corrosion inhibitor

1. n. [Well Workover and Intervention]
A chemical additive used in acid treatments to protect iron and steel components in the wellbore and treating equipment from the corrosive treating fluid. Corrosion inhibitors generally are mixed with the treatment fluid and are formulated to be effective in protecting the metal components the fluid is likely to contact. This protection must remain effective under the anticipated pressure and temperature environment for the duration of the treatment.
2. n. [Enhanced Oil Recovery]
In matrix treatments, a chemical added to acid that adsorbs on the pipe surface to form a protective film.

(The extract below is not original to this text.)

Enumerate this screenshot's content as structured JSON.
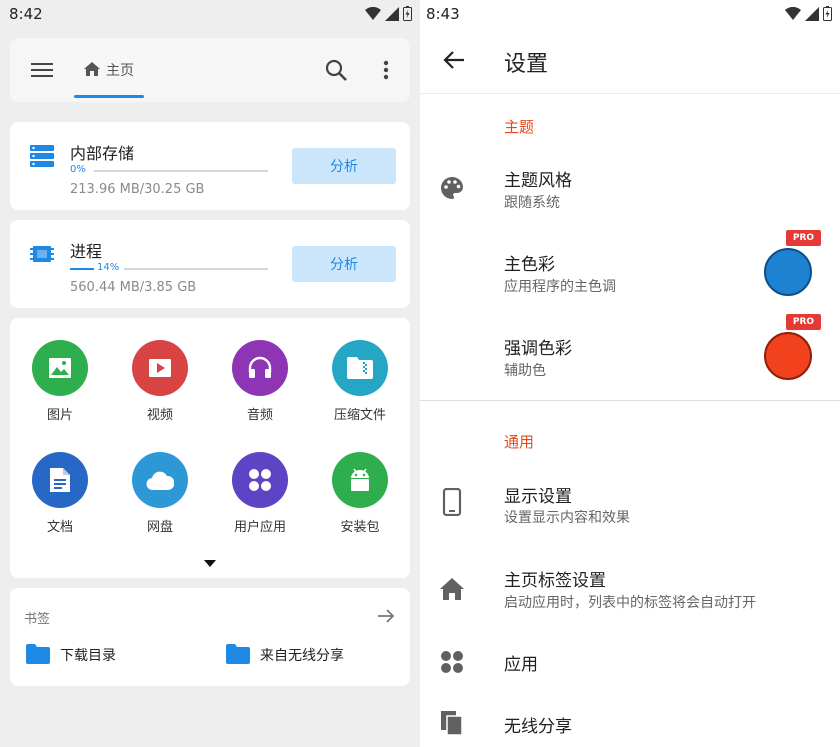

This decreases the destructive reaction of acid with metals. The inhibitor does not completely stop the corrosion reaction, but it eliminates more than 99% of the metal losses that would occur if the inhibitor were not present. The inhibitor has little or no effect on the reaction rate of acid with limestone, dolomite or acid-soluble minerals. Specific corrosion inhibitors are environmentally compatible, effective in hydrogen sulfide [H2S] environments, effective on high chrome steel, and effective on special steel alloys, such as coiled tubing. These inhibitors may be used at temperatures approaching 500oF [260oC].